Thoughts and Ideas...
An open letter to my friends and family who use the word retarded;
Stop - I beg you. Please stop using this word. If you cannot completely cut it from your vocabulary, please do not use it in my company anymore. It hurts my heart.
I realize that to you, this word is just a word. It is a word that in its technical sense means “to make slow, delay, keep back, or hinder”1 and was first used to replace crueler terms such as idiot, moron and imbecile. But in time, it was transformed into an insult; an insult which many of you continue to use today.
You use it as a word to mean something is ridiculous. You mean it as a word to say something is stupid, bad, distasteful or unwanted. While I understand what you are trying to say, by using retarded in this way, I also understand the hidden meanings, judgments and assumptions laden within.

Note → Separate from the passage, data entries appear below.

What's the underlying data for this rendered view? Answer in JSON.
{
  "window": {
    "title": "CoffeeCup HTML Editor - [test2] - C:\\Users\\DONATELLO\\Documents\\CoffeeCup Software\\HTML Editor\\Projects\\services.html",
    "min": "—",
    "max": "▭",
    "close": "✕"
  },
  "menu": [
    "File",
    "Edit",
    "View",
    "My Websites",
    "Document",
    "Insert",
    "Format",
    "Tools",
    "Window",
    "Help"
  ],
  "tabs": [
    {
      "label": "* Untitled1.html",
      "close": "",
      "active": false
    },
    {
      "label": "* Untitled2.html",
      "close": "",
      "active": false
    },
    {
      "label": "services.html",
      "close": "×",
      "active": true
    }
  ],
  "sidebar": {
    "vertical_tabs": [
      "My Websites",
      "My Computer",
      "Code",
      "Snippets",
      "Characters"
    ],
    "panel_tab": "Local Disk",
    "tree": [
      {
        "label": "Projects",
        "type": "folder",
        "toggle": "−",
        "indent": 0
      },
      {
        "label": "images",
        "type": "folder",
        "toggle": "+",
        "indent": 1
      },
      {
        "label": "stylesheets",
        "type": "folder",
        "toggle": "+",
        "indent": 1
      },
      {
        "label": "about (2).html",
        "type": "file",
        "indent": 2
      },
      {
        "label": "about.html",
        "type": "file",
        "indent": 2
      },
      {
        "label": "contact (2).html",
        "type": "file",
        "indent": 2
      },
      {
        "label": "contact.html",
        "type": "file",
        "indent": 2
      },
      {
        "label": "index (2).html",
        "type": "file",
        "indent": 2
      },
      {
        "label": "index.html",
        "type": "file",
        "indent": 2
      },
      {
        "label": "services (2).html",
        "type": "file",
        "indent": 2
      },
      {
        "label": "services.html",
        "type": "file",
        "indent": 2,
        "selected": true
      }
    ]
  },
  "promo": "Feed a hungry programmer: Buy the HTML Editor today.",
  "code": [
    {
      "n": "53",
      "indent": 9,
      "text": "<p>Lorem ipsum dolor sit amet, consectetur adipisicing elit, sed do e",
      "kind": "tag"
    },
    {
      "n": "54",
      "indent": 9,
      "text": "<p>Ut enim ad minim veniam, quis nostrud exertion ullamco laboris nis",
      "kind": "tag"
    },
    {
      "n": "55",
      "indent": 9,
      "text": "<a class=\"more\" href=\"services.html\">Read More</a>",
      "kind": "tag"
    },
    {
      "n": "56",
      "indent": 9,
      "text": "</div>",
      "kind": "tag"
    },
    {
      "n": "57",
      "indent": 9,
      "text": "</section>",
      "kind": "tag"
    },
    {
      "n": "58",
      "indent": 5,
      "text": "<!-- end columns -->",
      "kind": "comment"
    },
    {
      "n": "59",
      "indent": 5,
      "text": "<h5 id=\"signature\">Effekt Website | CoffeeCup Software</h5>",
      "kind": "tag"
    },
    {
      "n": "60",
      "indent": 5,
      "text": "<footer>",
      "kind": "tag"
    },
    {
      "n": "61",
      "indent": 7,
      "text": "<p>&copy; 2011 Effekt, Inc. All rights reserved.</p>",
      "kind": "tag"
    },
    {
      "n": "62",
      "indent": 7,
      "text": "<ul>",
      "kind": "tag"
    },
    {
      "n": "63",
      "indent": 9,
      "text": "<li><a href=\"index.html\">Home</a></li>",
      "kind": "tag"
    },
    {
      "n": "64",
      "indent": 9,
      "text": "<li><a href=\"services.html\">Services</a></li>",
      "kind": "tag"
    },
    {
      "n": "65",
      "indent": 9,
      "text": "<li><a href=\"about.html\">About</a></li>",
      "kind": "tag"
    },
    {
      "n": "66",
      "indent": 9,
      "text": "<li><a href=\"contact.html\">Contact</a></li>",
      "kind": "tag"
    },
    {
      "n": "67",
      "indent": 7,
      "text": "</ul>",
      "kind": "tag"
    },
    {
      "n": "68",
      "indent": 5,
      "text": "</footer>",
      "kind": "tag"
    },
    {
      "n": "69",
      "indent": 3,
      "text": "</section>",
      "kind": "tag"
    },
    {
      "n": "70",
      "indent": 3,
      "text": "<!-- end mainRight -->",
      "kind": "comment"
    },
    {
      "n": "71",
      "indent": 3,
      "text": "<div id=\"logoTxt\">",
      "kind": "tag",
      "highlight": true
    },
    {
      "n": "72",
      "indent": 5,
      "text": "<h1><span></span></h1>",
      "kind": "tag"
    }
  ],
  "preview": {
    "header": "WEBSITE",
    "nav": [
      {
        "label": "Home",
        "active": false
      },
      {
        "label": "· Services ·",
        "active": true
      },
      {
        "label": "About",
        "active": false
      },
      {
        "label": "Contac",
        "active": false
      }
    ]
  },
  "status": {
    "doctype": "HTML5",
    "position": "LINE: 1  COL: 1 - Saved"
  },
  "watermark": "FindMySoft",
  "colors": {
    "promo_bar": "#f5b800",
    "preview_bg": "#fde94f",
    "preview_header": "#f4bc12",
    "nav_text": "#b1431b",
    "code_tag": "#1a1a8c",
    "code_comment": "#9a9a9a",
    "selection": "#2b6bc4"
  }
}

When you use retarded as you do, you further oppress people traditionally called by this name. You take their status of ‘retardation’, of delayed or different cognitive or physical ability, and you use it as a put down. Because for you, the societal understanding of disability is that it is unfortunate, distasteful and unwanted. Because for you, actually being ‘retarded’ is a bad thing.
When you say “that is so retarded”, you are telling me, the parent of a child who, sixty years ago, would have been medically labeled as such, that he is not ‘good’, that he is ridiculous, stupid, bad, distasteful and unwanted.
When you say “that is so retarded”, you are telling my child that he is not good enough. That he is less than you and every other person who can do all the things that he can’t. You are telling him and everyone else that you perpetuate the problematizing of people who think, act, speak or move in a way different than you do.
You are telling my incredible, amazing, beautiful, loving child that there is something wrong with him.
As you read this, I’m sure you are saying to your self that that isn’t want you do. That you love my little boy. That you see all the wonderful marvelous things about him that make him perfect, exactly as he is, and maybe you actually believe you do. But this isn’t just about my little boy. It is about all the little boys and girls, about all the people who are categorized in the same way my child is. All the people who are “them”, those poor, unfortunate souls unlucky enough to have been born or acquired a disability.
Unlearning what society has told us about difference, about disability, about non- traditional developmental trajectories starts with conscious choices. It starts with choosing your words, recognizing the incredible contributions each person on this planet has to make, even if those contributions look differently than what was expected. Difference is what fuels us and pushes us forward. Differences is what ascribes value and importance. My child is brilliant, wonderful, and incredible and completely wanted exactly the way he is, and I don’t ever want him to feel, for one second that he isn’t.
So to be clear, the next time you use retarded in my company, and I replace it with ridiculous, or another more appropriate word, I am not agreeing with your outrage at your story. I’m telling you that word isn’t ok. Not in my home. Not in front of my children. Not in my company.
Please stop using this word.
The Mama of three pretty spectacular children
1 https://www.mentalhelp.net/articles/history-of-stigmatizing-names-for-intellectual- disabilities-continued/